Task: Your answer should be one number, the count of lines in the records that carry the string "title".

Source data
::::::::
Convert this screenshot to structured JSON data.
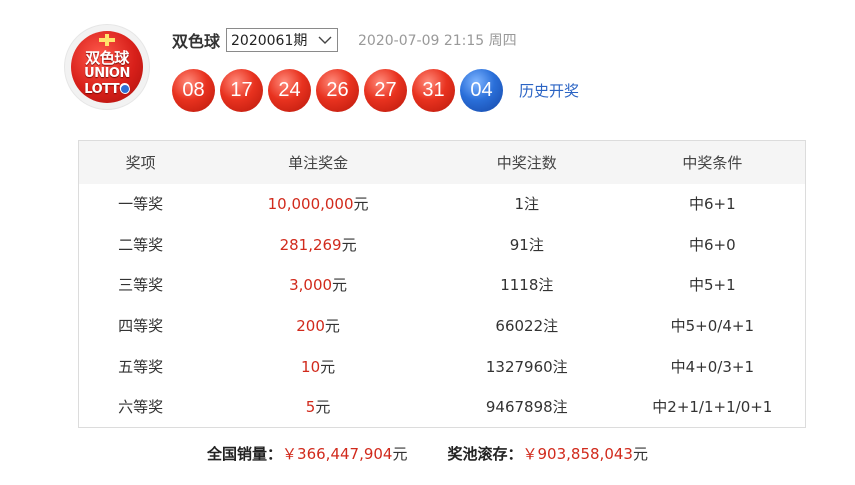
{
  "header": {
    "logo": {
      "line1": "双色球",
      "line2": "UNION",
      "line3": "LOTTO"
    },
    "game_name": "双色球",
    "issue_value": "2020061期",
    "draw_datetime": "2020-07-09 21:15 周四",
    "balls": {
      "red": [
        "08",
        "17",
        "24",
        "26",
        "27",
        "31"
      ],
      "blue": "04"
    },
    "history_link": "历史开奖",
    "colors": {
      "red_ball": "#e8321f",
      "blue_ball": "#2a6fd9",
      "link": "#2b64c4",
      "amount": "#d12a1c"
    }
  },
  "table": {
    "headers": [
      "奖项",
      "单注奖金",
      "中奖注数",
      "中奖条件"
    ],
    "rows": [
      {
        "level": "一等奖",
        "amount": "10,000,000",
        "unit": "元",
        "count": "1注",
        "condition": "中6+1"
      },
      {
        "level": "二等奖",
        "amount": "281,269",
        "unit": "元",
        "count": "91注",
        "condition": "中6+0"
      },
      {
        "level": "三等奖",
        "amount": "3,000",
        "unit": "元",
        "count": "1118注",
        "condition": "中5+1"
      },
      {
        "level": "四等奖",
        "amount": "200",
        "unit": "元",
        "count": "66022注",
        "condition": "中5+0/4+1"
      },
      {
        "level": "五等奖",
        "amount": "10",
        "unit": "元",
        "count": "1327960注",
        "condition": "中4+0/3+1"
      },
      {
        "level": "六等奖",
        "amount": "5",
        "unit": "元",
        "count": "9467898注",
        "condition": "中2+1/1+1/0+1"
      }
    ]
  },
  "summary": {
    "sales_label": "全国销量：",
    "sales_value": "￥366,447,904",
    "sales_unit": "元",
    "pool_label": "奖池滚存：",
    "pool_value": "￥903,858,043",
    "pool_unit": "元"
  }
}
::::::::
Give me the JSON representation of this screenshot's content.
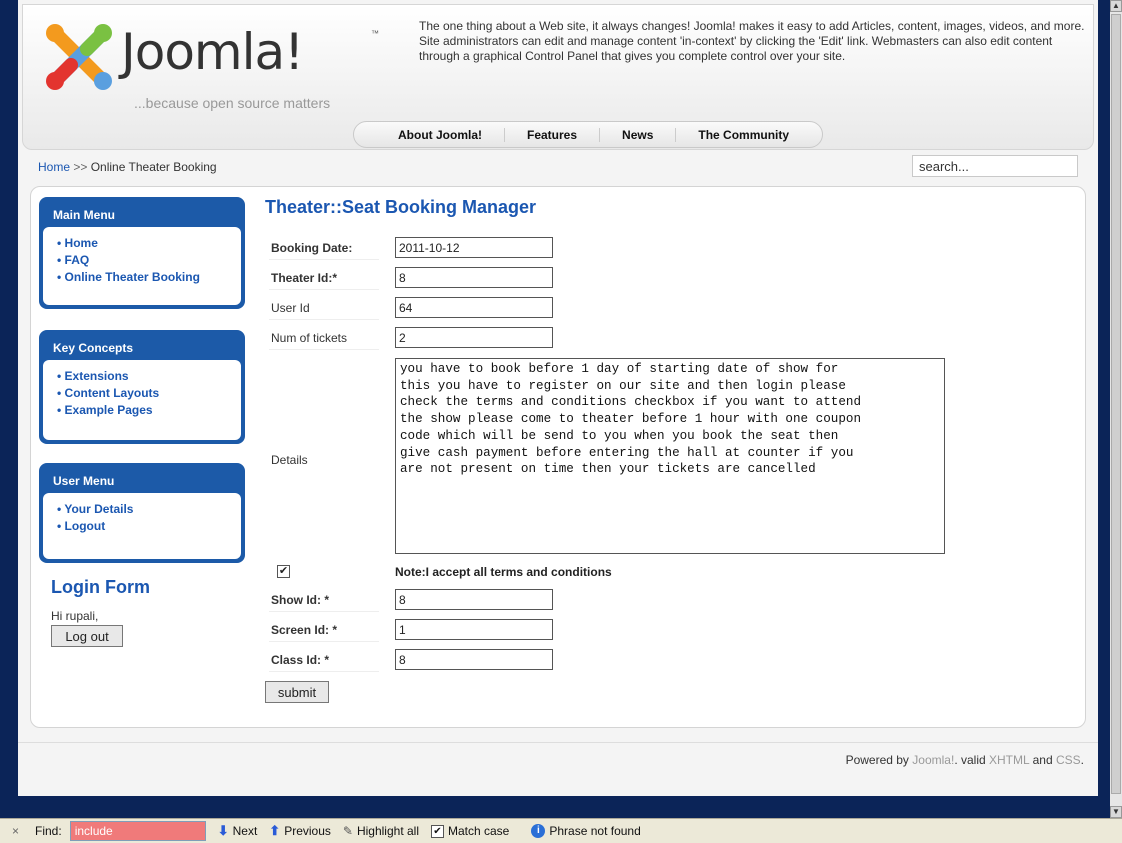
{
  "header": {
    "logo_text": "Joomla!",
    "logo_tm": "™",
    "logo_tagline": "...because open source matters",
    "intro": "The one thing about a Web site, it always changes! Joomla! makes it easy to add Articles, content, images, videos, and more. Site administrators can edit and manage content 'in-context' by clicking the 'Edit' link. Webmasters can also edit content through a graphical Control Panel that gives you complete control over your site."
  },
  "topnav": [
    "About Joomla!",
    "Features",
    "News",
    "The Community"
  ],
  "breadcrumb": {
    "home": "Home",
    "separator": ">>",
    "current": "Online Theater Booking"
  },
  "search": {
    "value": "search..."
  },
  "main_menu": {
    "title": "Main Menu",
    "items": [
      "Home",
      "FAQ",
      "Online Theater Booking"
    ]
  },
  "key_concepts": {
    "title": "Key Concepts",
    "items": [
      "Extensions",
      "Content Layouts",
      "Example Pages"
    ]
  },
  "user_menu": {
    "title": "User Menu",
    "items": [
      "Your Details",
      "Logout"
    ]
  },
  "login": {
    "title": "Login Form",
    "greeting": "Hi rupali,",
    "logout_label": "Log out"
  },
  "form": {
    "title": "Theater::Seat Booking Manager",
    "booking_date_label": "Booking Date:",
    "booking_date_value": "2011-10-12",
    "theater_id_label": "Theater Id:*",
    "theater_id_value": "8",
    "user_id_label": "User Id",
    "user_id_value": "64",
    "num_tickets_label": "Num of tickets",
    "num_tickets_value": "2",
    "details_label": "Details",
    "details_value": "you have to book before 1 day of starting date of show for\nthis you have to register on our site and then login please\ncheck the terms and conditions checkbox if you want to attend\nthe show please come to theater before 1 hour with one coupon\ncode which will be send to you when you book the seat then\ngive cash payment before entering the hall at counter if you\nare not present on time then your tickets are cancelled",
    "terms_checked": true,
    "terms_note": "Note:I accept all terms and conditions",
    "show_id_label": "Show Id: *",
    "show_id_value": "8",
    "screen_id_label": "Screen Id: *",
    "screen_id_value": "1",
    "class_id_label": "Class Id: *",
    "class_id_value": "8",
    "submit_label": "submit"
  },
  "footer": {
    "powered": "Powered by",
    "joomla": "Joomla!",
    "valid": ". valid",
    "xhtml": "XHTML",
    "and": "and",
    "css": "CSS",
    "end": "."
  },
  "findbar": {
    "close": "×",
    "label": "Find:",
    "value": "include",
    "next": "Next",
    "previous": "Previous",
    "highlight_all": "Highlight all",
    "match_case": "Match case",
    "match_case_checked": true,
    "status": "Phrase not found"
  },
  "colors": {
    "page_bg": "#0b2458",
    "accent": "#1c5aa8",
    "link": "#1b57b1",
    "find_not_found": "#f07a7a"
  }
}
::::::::
Response to the exercise: 5